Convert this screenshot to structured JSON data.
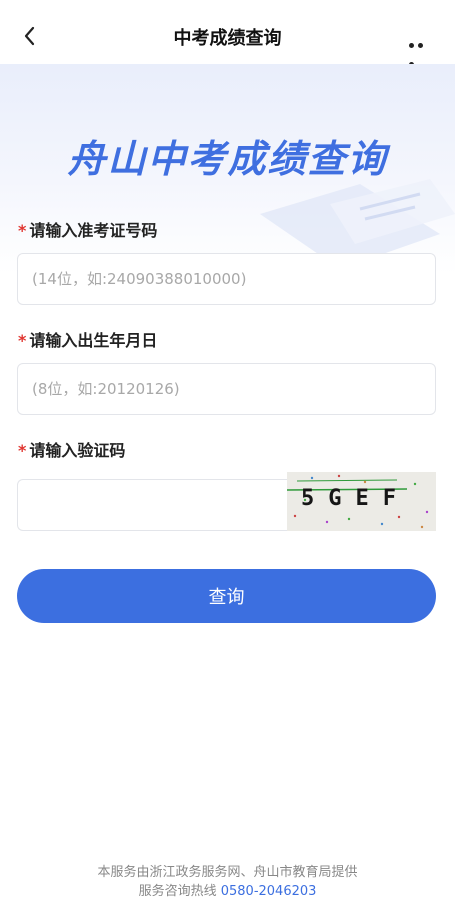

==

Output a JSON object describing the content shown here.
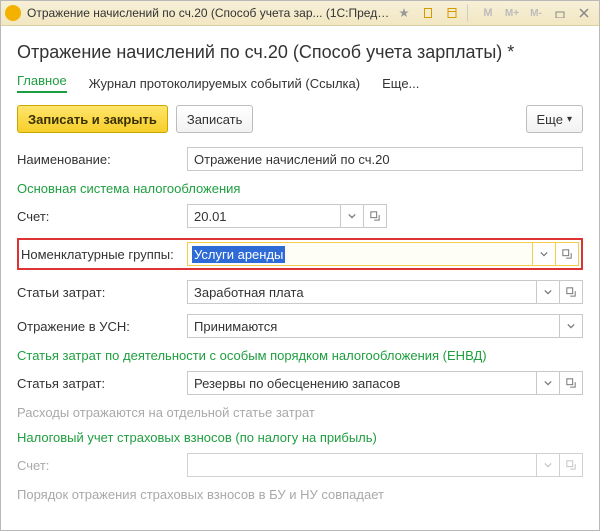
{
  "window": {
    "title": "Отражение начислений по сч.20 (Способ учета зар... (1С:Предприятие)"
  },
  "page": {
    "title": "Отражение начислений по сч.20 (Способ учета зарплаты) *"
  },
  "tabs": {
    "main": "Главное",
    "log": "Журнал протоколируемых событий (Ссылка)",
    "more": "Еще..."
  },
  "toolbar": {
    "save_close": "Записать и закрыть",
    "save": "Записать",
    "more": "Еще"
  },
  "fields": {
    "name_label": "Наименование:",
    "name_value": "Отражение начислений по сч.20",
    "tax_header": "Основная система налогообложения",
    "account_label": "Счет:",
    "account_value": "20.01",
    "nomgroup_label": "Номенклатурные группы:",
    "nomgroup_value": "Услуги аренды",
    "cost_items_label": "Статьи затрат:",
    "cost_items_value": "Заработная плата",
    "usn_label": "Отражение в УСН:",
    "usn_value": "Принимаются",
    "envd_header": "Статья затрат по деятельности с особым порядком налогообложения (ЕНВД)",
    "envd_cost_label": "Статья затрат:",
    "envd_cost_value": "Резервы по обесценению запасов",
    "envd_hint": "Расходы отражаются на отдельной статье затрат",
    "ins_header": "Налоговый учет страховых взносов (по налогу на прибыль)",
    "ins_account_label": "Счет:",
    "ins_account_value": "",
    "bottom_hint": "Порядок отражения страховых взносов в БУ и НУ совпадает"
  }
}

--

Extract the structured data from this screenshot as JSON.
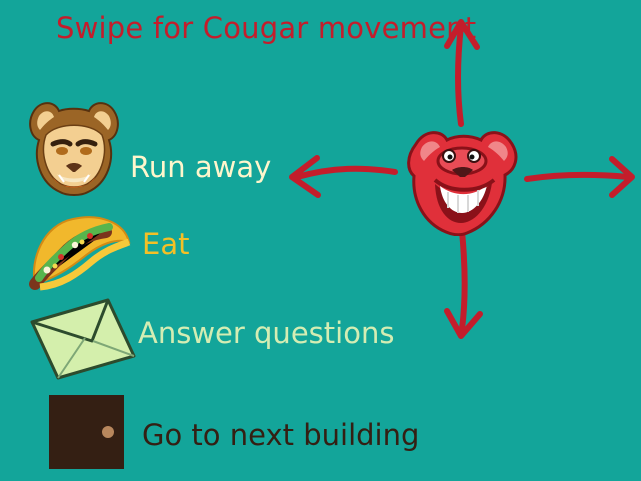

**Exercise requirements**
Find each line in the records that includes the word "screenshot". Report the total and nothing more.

**Exercise response**
2